Era’s first track, ‚”Turnin’ on the Screw” sets the tone for the album. It blends previous styles from the spooky, spacey more produced sounds of Lullabies To Paralyze to the leaner, meaner sounds of the early days. The song’s bare-bones drums are soon accompanied by dirty swaggering guitars that sound loose, but in repetition come together in odd syncopation reminiscent of Rated R’s “Leg of Lamb.” Then comes Homme’s 6′ 4″ falsetto, an unusual, but endearing quality.
The first single “Sick, Sick, Sick” delivers their patented vicious guitar assault, like a shiv to the gut in a prison cafeteria. In essence, the certain element of danger that left with Nick Oliveri is back.
What is dubbed as QOTSA’s “stoner rock‚” a label Josh hates, is a blend of music philosophies; the dark, heavy pounding Sabbath-like riffs with sprinkles of blues inspired ZZ Top jams. Then throw in some 80s sunset strip swagger, 90s “I don’t give a fuck” delivery, and there you have it. QOTSA takes a searing riff and repeats it almost ad-nauseum to the untrained ear. But, with every line or two a clever blues harmonic or subtle bending of a note is added to give the chords dynamics. This changes what may sound like a droning loop into a fierce chorus of six string beasts churning and breathing and coming to life.
Another favorite on the album is “Battery Acid.” The guitar is traditionally punk, then played at half speed, given the hypnotic, stoner treatment and recorded with a low-fi garage quality.

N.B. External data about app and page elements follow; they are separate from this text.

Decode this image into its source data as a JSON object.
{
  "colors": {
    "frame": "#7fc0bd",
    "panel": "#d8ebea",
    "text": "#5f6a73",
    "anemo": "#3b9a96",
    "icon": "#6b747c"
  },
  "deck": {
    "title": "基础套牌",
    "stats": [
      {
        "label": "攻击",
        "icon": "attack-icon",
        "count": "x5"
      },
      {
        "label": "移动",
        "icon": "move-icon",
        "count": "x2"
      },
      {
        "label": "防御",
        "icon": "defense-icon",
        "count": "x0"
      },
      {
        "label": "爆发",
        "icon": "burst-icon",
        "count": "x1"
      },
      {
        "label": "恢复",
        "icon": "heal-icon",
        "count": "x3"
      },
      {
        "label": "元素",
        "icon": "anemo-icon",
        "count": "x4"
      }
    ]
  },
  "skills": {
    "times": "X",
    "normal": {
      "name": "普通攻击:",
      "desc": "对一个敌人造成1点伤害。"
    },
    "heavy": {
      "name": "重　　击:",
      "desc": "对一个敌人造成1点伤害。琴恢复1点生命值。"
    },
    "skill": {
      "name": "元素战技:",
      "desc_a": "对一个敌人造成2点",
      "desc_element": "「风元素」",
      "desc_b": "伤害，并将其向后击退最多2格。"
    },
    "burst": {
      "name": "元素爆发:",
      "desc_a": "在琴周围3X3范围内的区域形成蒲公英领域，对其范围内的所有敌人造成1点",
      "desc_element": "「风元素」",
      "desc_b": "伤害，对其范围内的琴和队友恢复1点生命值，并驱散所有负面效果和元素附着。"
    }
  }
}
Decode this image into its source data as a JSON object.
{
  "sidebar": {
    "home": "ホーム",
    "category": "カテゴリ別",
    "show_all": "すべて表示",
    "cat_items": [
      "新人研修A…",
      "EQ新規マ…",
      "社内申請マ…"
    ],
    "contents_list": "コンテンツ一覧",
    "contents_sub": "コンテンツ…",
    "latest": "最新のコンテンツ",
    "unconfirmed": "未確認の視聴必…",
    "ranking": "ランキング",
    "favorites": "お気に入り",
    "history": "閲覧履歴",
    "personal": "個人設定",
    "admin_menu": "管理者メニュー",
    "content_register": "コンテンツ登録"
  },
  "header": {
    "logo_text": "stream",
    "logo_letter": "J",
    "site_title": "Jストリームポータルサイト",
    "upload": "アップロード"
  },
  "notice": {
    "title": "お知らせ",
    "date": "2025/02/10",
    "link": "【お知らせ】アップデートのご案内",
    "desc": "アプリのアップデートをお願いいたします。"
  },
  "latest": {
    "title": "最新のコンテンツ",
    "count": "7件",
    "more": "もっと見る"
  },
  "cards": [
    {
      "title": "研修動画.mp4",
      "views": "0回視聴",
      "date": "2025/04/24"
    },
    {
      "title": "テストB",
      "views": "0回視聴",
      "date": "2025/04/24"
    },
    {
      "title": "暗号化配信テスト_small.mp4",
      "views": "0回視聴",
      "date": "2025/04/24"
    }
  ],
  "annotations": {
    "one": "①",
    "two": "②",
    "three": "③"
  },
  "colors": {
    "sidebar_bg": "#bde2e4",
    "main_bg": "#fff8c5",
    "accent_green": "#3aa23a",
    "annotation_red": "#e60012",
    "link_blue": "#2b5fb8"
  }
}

Queens retools “Make it Wit Chu” for Era. Originally a Desert Sessions recording, (one of Josh’s Half dozen side projects) the song retains the band’s theme of overt sexuality and mayhem while adding a slithering, sleazy lounge feel. The Desert Sessions recordings are fueled by drug binges that lead to trips into the desert for artists eager to work with Homme. Era is loaded with surprise party-buddies. Mainstay Mark Lanegan lends his gruff vocals, as does The Strokes Julian Casablancas and Trent Reznor.
Era Vulgaris is overwhelming guitar, crunchy bass, and simple, but effective, drums with enough balls for any metal fan. A playful, yet dark, sexuality makes them acceptable for the ladies too. Their music is as much at home on your car stereo as it is in a strip club or at a party.